“Publics are important, not just for enabling political action, but also for providing a mechanism through which we construct our social world. In essence, publics are the fabric of society” (Boyd, 2014, pg. 201). As the public shape ideologies and create viewpoints, social media users have no choice but to follow them. Boyd mentioned that: “Not only has social media enabled new way of being public and being in public, but these same technologies have been used to reconfigure political publics as we know them” (2015, pg. 206). Users scroll through Facebook’s news feed constantly, so fast that they don’t take the time to check if the information is accurate or not. If they see negative posts about Trump, it will shape them to think that a person like Trump won’t become the president of the United States. As Facebook’s feed is filled with ‘Trending’ component, it’s hard to even miss out of these political actions and not care about it. Users will find things that are interesting, comment and share it which spreads enormously leading to a never ending cycle. This is how our media and public are made and there is ultimately no way to stop this. Social media platforms like Facebook are so easy to be politically engaged with and conclusively, it shapes the users’ public opinion.
In conclusion, digital literacy must be essential for our generation to be taught to stop social media from constructing individuals’ thoughts and position. Knowing simple indicators to detect what kind of political view that certain social media or websites has is an important skill to have in our society today and won’t be as affected by the media. The recent US election is a great example of false news and wrongful information that we encounter in our everyday lives. Although Facebook claims they have“…taken a lot of heat since the election for not doing enough to remove fake news reports…” (Guynn, USA Today, 2016), in reality we cannot fully escape from the false news online. “It’s by learning the stuff on a granular level that we form the larger understandings- when you know the difference between a fake news site and an advocacy blog…these tools and process raise the questions that larger theories can answer” (Caulfield, 2016). Digital literacy shouldn’t be an add-on level that we can intake, it should be essential for all online users out there.
- Benton, J. (2016). Get serious about getting rid of fake news. Nieman Reports, 70(4), 38-39.
- Boyd, D. (2014). Searching for a public of their own. In It’s Complicated (pp.213-227).
- Caulfield, M. (2016, December 22). Yes, Digital Literacy. But Which one? Retrieved Feburary 24, 2017, from https://hapgood.us/2016/12/19/yes-digital-literacy-but-which-one/

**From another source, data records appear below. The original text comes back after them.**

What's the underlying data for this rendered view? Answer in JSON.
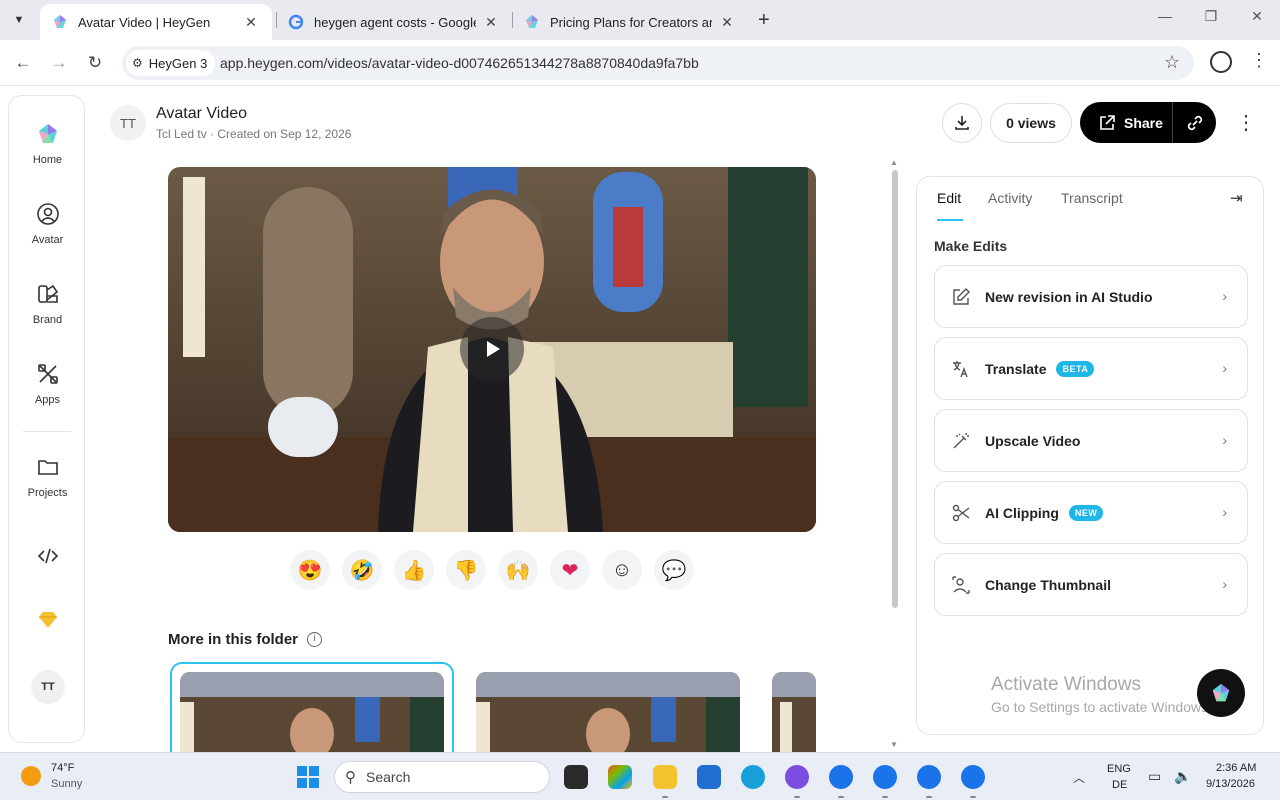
{
  "browser": {
    "tabs": [
      {
        "title": "Avatar Video | HeyGen",
        "active": true
      },
      {
        "title": "heygen agent costs - Google Se",
        "active": false
      },
      {
        "title": "Pricing Plans for Creators and M",
        "active": false
      }
    ],
    "site_chip": "HeyGen 3",
    "url": "app.heygen.com/videos/avatar-video-d007462651344278a8870840da9fa7bb"
  },
  "sidebar": {
    "items": [
      {
        "label": "Home",
        "icon": "heygen-logo-icon"
      },
      {
        "label": "Avatar",
        "icon": "avatar-icon"
      },
      {
        "label": "Brand",
        "icon": "brand-icon"
      },
      {
        "label": "Apps",
        "icon": "apps-icon"
      },
      {
        "label": "Projects",
        "icon": "folder-icon"
      }
    ],
    "user_initials": "TT"
  },
  "header": {
    "avatar_initials": "TT",
    "title": "Avatar Video",
    "meta": "Tcl Led tv · Created on Sep 12, 2026",
    "views": "0 views",
    "share_label": "Share"
  },
  "reactions": [
    "😍",
    "🤣",
    "👍",
    "👎",
    "🙌",
    "❤",
    "☺",
    "💬"
  ],
  "folder": {
    "title": "More in this folder"
  },
  "panel": {
    "tabs": [
      "Edit",
      "Activity",
      "Transcript"
    ],
    "section_title": "Make Edits",
    "actions": [
      {
        "label": "New revision in AI Studio",
        "badge": ""
      },
      {
        "label": "Translate",
        "badge": "BETA"
      },
      {
        "label": "Upscale Video",
        "badge": ""
      },
      {
        "label": "AI Clipping",
        "badge": "NEW"
      },
      {
        "label": "Change Thumbnail",
        "badge": ""
      }
    ],
    "watermark_title": "Activate Windows",
    "watermark_sub": "Go to Settings to activate Windows."
  },
  "taskbar": {
    "temp": "74°F",
    "condition": "Sunny",
    "search_placeholder": "Search",
    "lang_top": "ENG",
    "lang_bottom": "DE",
    "time": "2:36 AM",
    "date": "9/13/2026"
  },
  "colors": {
    "accent": "#2bc3f0",
    "badge": "#1fb6e8",
    "share_bg": "#000000"
  }
}
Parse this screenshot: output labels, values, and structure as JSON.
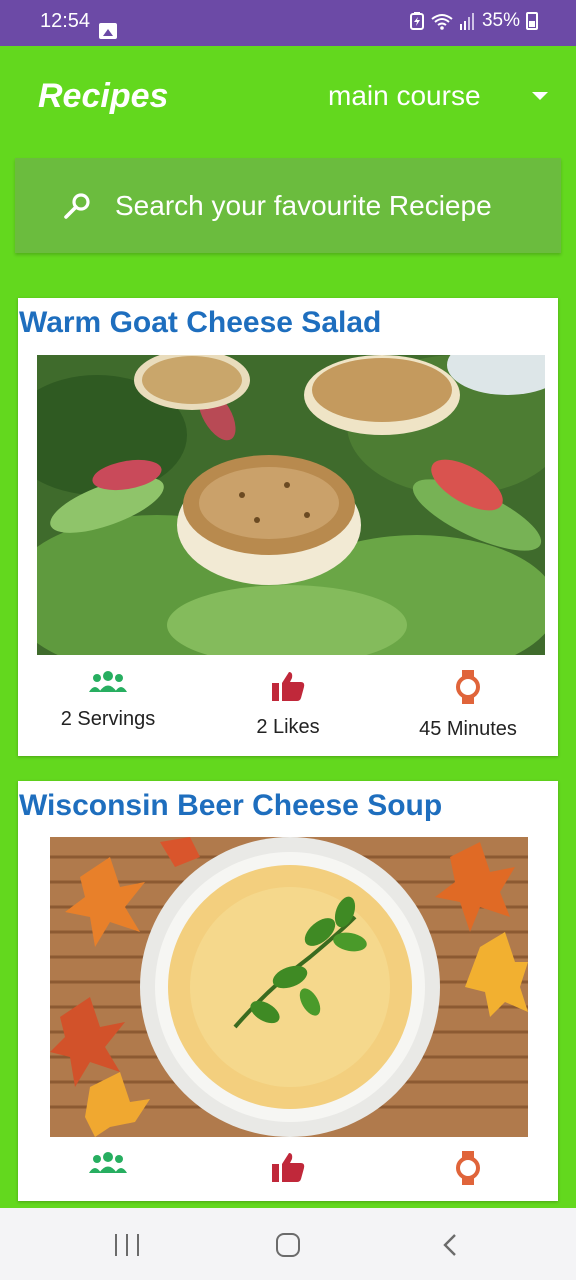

- Guynn, J. (2016, December 18). Facebook users are fed up with fake news. Retrieved February 24, 2017 from http:// http://www.usatoday.com/story/tech/news/2016/12/16/facebook-users-fed-up-fake-news/95477786/